> [PROBLEM REQUIREMENTS]:
Please tally the lines in the data below that include the string "energy", and reply with only the total.

> [INFORMATION PROVIDED]:
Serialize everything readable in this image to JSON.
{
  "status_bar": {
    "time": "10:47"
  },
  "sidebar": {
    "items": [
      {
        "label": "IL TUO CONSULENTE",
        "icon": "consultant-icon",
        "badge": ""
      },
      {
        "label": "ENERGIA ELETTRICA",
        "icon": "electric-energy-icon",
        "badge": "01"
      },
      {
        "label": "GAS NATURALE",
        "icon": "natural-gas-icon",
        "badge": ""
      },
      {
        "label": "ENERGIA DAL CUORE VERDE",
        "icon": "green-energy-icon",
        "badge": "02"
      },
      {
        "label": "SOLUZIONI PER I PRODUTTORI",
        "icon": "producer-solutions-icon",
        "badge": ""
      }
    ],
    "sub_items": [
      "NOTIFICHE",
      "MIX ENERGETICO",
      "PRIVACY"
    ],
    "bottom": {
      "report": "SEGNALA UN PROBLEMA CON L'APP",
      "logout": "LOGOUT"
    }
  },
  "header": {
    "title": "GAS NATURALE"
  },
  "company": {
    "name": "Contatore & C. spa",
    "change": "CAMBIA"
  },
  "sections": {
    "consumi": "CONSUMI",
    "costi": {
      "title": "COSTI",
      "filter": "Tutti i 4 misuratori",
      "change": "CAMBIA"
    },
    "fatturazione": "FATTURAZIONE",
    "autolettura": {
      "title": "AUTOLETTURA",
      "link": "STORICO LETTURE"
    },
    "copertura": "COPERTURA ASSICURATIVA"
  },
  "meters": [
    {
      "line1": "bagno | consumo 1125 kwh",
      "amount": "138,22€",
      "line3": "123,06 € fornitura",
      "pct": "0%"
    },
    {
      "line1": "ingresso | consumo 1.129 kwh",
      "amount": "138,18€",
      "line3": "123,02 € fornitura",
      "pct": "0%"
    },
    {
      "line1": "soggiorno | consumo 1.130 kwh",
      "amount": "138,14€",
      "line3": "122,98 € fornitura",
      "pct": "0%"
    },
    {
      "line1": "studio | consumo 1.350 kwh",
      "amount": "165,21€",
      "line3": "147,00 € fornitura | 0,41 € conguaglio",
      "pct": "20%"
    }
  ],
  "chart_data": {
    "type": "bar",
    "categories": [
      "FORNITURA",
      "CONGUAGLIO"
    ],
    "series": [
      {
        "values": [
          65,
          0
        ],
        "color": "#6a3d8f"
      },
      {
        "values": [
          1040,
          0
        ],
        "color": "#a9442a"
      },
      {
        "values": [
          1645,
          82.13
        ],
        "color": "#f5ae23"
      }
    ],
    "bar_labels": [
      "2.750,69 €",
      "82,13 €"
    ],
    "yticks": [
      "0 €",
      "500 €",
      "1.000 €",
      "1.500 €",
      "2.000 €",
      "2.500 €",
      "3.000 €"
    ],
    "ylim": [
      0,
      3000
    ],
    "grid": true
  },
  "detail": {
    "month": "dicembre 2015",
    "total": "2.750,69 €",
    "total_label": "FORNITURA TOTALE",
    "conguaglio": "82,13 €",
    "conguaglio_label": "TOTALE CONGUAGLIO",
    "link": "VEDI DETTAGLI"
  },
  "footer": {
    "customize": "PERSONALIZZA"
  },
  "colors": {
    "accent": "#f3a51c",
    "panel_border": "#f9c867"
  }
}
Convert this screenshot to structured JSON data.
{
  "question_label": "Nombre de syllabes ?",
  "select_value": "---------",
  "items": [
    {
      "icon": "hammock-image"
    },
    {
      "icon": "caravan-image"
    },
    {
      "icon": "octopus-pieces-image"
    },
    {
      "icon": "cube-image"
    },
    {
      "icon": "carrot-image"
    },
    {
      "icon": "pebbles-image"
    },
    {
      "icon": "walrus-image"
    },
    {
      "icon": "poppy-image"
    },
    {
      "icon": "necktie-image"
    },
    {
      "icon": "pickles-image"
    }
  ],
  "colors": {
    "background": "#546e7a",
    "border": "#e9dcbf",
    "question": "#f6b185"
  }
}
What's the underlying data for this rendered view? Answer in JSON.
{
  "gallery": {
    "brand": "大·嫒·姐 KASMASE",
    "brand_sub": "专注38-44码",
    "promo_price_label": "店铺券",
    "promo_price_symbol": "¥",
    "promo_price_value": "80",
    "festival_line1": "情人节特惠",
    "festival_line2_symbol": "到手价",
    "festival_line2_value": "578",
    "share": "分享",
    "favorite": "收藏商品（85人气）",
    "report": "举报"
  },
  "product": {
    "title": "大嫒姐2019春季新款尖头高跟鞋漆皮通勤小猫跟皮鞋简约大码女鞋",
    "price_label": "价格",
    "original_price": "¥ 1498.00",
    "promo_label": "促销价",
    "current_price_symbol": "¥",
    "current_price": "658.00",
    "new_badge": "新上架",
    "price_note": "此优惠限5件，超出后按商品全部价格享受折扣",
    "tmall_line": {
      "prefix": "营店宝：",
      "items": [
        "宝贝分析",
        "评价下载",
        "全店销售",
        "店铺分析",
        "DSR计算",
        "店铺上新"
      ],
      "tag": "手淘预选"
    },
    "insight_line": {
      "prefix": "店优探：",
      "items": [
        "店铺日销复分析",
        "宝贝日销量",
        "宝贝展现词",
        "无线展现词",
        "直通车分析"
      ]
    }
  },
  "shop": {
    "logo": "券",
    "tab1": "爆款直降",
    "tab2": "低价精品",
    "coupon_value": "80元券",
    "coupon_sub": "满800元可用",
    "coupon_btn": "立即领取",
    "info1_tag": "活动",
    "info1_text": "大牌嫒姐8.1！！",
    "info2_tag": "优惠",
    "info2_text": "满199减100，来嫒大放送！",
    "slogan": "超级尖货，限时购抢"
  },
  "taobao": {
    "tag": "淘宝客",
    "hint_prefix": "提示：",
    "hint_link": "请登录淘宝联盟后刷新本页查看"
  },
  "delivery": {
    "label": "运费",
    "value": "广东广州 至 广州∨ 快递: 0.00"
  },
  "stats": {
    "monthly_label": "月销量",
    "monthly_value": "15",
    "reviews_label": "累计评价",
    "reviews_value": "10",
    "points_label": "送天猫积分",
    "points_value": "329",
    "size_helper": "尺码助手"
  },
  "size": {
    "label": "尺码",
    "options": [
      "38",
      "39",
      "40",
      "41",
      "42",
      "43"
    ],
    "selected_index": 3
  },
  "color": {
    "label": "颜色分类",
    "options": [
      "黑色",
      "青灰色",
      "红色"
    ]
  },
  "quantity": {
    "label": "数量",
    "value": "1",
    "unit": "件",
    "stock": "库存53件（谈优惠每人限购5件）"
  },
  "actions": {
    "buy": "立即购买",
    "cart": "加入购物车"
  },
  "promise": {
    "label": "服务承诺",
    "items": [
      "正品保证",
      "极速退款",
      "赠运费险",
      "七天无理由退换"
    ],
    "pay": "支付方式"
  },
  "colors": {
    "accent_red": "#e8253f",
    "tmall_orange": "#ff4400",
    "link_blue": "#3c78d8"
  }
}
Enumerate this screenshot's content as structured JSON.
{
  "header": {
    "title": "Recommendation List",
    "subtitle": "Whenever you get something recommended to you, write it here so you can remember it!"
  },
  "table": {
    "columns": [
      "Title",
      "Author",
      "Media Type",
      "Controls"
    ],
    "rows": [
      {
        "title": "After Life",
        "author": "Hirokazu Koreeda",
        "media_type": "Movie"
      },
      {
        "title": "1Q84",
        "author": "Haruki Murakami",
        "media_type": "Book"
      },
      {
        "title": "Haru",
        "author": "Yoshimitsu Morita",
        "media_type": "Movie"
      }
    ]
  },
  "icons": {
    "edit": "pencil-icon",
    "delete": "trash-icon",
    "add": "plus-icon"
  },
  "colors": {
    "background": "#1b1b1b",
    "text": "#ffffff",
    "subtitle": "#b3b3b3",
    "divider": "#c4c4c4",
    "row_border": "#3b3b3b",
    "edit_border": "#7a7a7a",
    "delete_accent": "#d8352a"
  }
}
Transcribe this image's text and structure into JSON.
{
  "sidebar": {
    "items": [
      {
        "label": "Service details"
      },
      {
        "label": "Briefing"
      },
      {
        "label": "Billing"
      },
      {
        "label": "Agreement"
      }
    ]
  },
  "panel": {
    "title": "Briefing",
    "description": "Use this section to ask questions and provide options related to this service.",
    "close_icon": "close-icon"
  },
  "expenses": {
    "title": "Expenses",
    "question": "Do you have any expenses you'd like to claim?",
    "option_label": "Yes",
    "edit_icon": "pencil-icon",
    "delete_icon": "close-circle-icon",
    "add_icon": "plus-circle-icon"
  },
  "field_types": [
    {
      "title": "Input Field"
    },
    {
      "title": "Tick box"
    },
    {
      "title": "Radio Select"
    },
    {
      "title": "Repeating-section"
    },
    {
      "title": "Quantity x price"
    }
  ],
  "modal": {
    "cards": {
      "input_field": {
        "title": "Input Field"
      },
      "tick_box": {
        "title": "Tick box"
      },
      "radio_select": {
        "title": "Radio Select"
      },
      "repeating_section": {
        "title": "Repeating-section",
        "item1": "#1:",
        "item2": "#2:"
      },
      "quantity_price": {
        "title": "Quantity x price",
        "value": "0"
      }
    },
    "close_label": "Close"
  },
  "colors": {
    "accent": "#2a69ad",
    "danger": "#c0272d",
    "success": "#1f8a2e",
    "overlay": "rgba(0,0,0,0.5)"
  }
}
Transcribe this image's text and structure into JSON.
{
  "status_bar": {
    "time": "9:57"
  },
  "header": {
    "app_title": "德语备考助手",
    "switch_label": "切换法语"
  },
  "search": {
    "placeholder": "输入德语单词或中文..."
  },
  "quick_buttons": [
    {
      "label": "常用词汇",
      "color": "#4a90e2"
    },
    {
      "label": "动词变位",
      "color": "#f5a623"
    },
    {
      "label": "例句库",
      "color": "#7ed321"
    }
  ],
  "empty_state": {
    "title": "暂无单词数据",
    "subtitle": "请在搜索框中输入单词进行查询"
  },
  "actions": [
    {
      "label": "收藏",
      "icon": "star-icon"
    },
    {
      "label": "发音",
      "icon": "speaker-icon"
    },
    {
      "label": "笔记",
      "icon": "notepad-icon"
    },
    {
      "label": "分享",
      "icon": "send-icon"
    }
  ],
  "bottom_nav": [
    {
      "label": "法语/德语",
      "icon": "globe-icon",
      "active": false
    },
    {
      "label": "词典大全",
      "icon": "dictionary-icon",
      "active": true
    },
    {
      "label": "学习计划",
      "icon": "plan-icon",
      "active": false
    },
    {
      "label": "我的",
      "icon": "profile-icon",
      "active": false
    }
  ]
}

> [OUTPUT]:
2